In the column "The Profession", Holmes recounts preparing to give a keynote talk at the 2009 Australian Software Engineering Conference: "To prepare the talk, I first consulted Wikipedia and then the Agile Manifesto..." (Unclear if he went to the Agile Manifesto website by following a Wikipedia external link or already knew of its existence.)

August 2009[edit]

  • Chong, Rod. "Original Autobahn Racing: AVUS". Speedhunters. August 28 2009.
Let's look at Google Earth to see what we can see. On the left side of the frame you can see the grandstand building, which, according to Wikipedia, is now a protected building.....
In order to visualize how crazy this banking was, someone posted this chart onto Wikipedia. You can see just how much more steeply banked it is compared to the steepest of steep... Daytona... The Avus banking was on a whole other level.

October 2009[edit]

  • Lengthy quote:
Batik is a wax-resist dyeing technique used on textiles. Wikipedia noted, “Due to modern advances in the textile industry, the term has come to be used for fabrics which incorporate traditional batik patterns through modern printing methods, and not necessarily for fabrics produced using the handmade batik techniques.”
  • Cited as a source on the cultural aspects of batik designs.
  • Quote:
The 100 Million Club is an elite group, occupied by only four other franchises: old-timer games Mario and Tetris, and the more modern Pokémon and The Sims. Not even Madden NFL, another EA sports franchise, has its foot in the 100 Million Club, sitting at about 75 million units sold.
  • While Wikipedia is not being mentioned, the only place where it is effectively stated that Mario, Tetris, Pokémon and The Sims have sold more than 100m units is in the List of best-selling video game franchises.
  • Tor Thorsen. "Need for Speed series sells 100M, Shift moves 309K" GameSpot. October 21, 2009 link
  • Quote:
No other EA games. Only five games have sold more than 100 million copies, so Need for Speed is certainly joining esteemed company.
  • As mentioned before, the only place where it is effectively stated that there are only five video game franchises that had sold more than 100 million units is in Wikipedia (and this has been credited in other articles, see next one).
  • Chris Kohler. "Need for Speed Series Passes 100 Million Units" Wired. October 21, 2009 link
  • Quote:
This puts the franchise into a very select tier: According to Wikipedia, this sales barrier has only also been broken by the Mario, Tetris and Pokemon series, in addition to EA’s Sims, which crossed the line in 2008.
  • John Barber. “Mirror, mirror on the bookshelf” The Globe and Mail. October 23, 2009 link (Alternate title “John Irving on John Irving on John Irving” link1 link2.)
  • Quote:
On that matter, Wikipedia provides a convenient chart plotting Irving novels on one axis against such “recurring themes” as “severing of body parts,” “bears” and “deadly accidents” on the other. Check, check, check for Last Night in Twisted River.
  • Andrew Collins. "Need for Speed Joins the 100m Club" link
Same rationale as the other three Need for Speed articles above.

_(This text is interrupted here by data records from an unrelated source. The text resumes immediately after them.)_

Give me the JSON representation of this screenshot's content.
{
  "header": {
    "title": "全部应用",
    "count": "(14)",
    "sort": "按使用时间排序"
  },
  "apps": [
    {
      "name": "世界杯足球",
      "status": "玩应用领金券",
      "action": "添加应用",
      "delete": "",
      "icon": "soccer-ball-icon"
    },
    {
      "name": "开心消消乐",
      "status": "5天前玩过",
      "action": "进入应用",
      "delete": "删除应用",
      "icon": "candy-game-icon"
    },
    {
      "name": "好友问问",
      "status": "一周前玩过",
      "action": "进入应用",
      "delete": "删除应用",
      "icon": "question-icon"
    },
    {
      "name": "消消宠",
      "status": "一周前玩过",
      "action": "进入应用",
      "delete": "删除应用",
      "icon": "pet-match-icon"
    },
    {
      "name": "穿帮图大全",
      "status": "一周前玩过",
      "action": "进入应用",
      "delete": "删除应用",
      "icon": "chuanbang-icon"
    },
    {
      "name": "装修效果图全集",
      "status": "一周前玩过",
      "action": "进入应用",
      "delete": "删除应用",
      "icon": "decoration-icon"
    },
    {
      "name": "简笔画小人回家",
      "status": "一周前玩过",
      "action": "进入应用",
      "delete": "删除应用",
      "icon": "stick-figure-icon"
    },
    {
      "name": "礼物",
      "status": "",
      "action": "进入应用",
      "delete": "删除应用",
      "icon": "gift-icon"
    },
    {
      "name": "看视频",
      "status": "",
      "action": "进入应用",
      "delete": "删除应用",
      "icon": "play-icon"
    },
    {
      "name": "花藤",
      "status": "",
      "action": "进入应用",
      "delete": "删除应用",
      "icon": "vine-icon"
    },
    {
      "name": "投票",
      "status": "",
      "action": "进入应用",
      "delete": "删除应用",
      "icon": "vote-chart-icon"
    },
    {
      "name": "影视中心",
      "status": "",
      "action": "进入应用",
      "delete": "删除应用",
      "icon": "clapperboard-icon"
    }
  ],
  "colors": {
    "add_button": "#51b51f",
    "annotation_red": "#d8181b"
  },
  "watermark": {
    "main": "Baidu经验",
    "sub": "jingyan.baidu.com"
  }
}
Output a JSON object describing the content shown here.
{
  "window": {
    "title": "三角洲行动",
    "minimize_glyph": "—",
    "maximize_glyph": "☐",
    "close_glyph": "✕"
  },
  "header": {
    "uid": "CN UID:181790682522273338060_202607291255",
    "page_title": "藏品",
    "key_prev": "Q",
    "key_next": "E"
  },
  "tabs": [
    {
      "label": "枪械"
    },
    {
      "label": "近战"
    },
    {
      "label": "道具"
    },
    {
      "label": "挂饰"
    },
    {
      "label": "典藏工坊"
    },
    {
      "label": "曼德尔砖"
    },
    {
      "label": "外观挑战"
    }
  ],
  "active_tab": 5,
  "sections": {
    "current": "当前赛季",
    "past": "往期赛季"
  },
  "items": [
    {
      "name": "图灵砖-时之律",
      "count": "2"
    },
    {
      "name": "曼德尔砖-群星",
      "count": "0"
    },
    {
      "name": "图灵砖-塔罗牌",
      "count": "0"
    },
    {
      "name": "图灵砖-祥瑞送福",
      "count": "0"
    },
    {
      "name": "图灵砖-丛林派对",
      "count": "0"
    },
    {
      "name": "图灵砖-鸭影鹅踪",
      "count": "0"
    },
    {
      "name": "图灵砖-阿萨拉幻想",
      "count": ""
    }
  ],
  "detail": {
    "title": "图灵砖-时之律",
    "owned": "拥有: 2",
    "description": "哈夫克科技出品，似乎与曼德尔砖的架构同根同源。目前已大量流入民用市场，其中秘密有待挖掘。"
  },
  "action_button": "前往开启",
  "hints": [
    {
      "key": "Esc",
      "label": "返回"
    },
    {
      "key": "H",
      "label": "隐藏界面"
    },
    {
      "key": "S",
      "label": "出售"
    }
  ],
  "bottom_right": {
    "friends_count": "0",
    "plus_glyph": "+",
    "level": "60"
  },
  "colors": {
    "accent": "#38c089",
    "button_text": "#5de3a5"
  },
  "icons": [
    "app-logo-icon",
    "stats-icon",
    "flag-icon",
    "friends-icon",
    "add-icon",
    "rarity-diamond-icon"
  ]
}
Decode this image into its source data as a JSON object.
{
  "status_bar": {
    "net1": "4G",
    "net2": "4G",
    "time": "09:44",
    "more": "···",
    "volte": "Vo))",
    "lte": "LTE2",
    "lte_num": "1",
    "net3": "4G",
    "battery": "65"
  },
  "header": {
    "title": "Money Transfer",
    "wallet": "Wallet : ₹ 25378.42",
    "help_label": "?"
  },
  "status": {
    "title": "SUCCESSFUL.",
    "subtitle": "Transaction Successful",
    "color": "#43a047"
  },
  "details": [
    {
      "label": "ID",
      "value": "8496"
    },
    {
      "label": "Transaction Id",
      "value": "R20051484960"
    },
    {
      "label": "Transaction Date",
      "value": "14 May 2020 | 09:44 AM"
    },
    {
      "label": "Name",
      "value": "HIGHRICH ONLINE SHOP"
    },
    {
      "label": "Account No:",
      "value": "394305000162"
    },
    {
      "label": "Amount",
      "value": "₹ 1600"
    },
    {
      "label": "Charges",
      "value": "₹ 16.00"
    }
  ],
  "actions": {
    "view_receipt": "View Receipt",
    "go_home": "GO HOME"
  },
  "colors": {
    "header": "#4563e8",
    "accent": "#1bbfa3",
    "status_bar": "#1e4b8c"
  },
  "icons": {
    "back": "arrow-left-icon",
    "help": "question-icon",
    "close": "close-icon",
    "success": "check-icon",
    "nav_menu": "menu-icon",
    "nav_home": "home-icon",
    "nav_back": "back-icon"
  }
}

November 2009[edit]

"Wikipedia describes a political campaign as an organised effort, which seeks to influence the decision making process within a specific group. It further states that in democracies, political campaigns often refer to electoral campaigns, wherein representatives are chosen or referenda are decided."

December 2009[edit]

  • Martin, Murilee "Ass-Kickin' Engine of the Day: Rolls-Royce R" Jalopnik. December 26, 2009. [4]

"It isn't often that an engine makes the front page of Wikipedia, but not many engines score as high on the Ass-Kick-O-Meter™ as the Rolls-Royce R!"

"According to Wikipedia, the United Kingdom now has an even record when it comes to recovering its hostages"